The conference was brought to a close by Bob "Dr. Macintosh" LeVitus . Bob hawked a future book of his WebMaster Macintosh, spoke to the audience about why they represented the future of WWW publishing on the Macintosh, and shared his vision of the future of the WWW. In the short term, he sees more interesting contents to be generated on the WWW. In the short term, he sees more online services becoming WWW providers, and he sees faster connection times. In the medium term he sees more bandwidth and making richer content a possibility. He sees "URLs everywhere" and quite possibly in our operating systems, and he sees better publishing and authoring tools for the WWW. In the long term, he predicts everything will be connected just as the telephone connects everything today, and he expects competition to make prices more reasonable.
Like many others, I believe the conference was a success. Common sayings during the conference included:
- "I'll send you email."
- "Its on my home page."
- "The pioneers are the ones with the arrows in their backs."
One of the biggest things I learned at the conference is the infant role of commerce in the Internet. As a librarian, I am interested in providing as much information as possible to as many people as possible for the lowest possible cost. In many respects, this is contrary to industry who is interested in providing these same sorts of services but at the same time making as much money as possible. As a user of the Internet for more than 7 years, it makes me sad to think the concept of "giving back to the 'Net" is dying.
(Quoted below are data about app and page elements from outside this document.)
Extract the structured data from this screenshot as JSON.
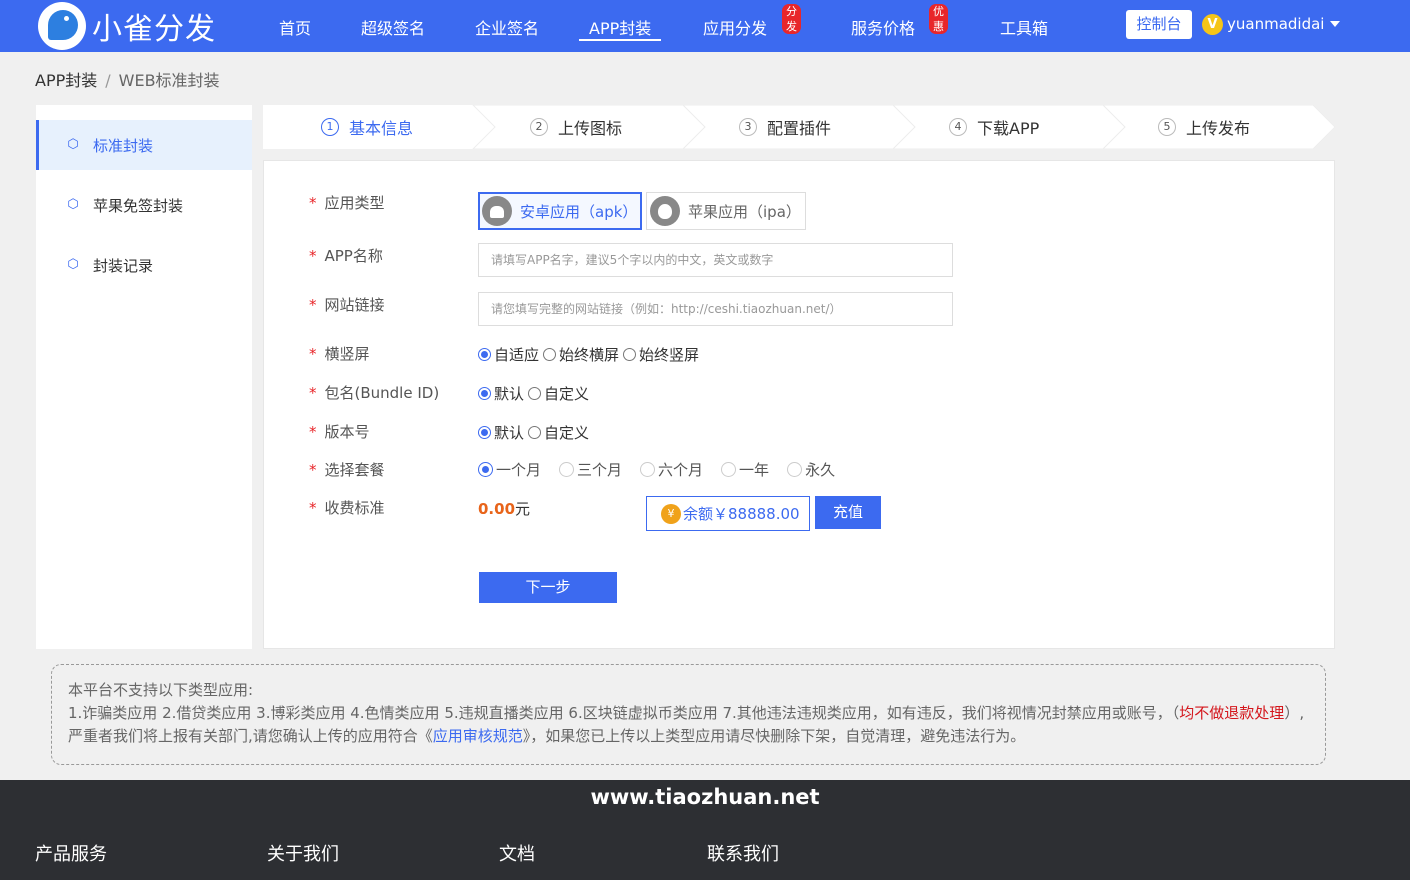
{
  "brand": {
    "name": "小雀分发"
  },
  "nav": {
    "items": [
      {
        "label": "首页"
      },
      {
        "label": "超级签名"
      },
      {
        "label": "企业签名"
      },
      {
        "label": "APP封装"
      },
      {
        "label": "应用分发"
      },
      {
        "label": "服务价格"
      },
      {
        "label": "工具箱"
      }
    ],
    "badge_distribution": "分发",
    "badge_pricing": "优惠",
    "console": "控制台",
    "user_initial": "V",
    "username": "yuanmadidai"
  },
  "breadcrumb": {
    "parent": "APP封装",
    "separator": "/",
    "current": "WEB标准封装"
  },
  "sidebar": {
    "items": [
      {
        "label": "标准封装"
      },
      {
        "label": "苹果免签封装"
      },
      {
        "label": "封装记录"
      }
    ]
  },
  "steps": [
    {
      "num": "1",
      "label": "基本信息"
    },
    {
      "num": "2",
      "label": "上传图标"
    },
    {
      "num": "3",
      "label": "配置插件"
    },
    {
      "num": "4",
      "label": "下载APP"
    },
    {
      "num": "5",
      "label": "上传发布"
    }
  ],
  "form": {
    "required_mark": "*",
    "app_type": {
      "label": "应用类型",
      "android": "安卓应用（apk）",
      "ios": "苹果应用（ipa）"
    },
    "app_name": {
      "label": "APP名称",
      "placeholder": "请填写APP名字，建议5个字以内的中文，英文或数字"
    },
    "site_url": {
      "label": "网站链接",
      "placeholder": "请您填写完整的网站链接（例如：http://ceshi.tiaozhuan.net/）"
    },
    "orientation": {
      "label": "横竖屏",
      "options": [
        "自适应",
        "始终横屏",
        "始终竖屏"
      ]
    },
    "bundle_id": {
      "label": "包名(Bundle ID)",
      "options": [
        "默认",
        "自定义"
      ]
    },
    "version": {
      "label": "版本号",
      "options": [
        "默认",
        "自定义"
      ]
    },
    "package": {
      "label": "选择套餐",
      "options": [
        "一个月",
        "三个月",
        "六个月",
        "一年",
        "永久"
      ]
    },
    "fee": {
      "label": "收费标准",
      "amount": "0.00",
      "unit": "元"
    },
    "balance": {
      "coin": "¥",
      "text": "余额￥88888.00"
    },
    "recharge": "充值",
    "next": "下一步"
  },
  "notice": {
    "title": "本平台不支持以下类型应用:",
    "body1": "1.诈骗类应用 2.借贷类应用 3.博彩类应用 4.色情类应用 5.违规直播类应用 6.区块链虚拟币类应用 7.其他违法违规类应用，如有违反，我们将视情况封禁应用或账号，（",
    "red": "均不做退款处理",
    "body2": "）,严重者我们将上报有关部门,请您确认上传的应用符合《",
    "link": "应用审核规范",
    "body3": "》，如果您已上传以上类型应用请尽快删除下架，自觉清理，避免违法行为。"
  },
  "footer": {
    "site": "www.tiaozhuan.net",
    "cols": [
      "产品服务",
      "关于我们",
      "文档",
      "联系我们"
    ]
  },
  "colors": {
    "primary": "#3c6af0",
    "danger": "#e8262a",
    "fee": "#e8641a",
    "footer": "#2d2f33"
  }
}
But all industry is not all bad. In fact, industry's main concern is trying to figure out how to use this new medium, the Internet, to provide the same sorts of goods and services industry provided in the past. Presently, you can go to the mall, browse, and purchase something at the register. The mall is the medium. Alternatively, you could shop 'till you drop using a catalog and your telephone. ("By the way, is your telephone line any more secure than your Internet connections?") The telephone is the medium. Industry is asking itself, "How do we use the Internet as a medium for goods and services."
Creator: Eric Lease Morgan <email@example.com>
Source: This text was never formally published.
Date created: 1995-04-02
Date updated: 2004-11-26
Subject(s): WebEdge; Austin, TX; travel log;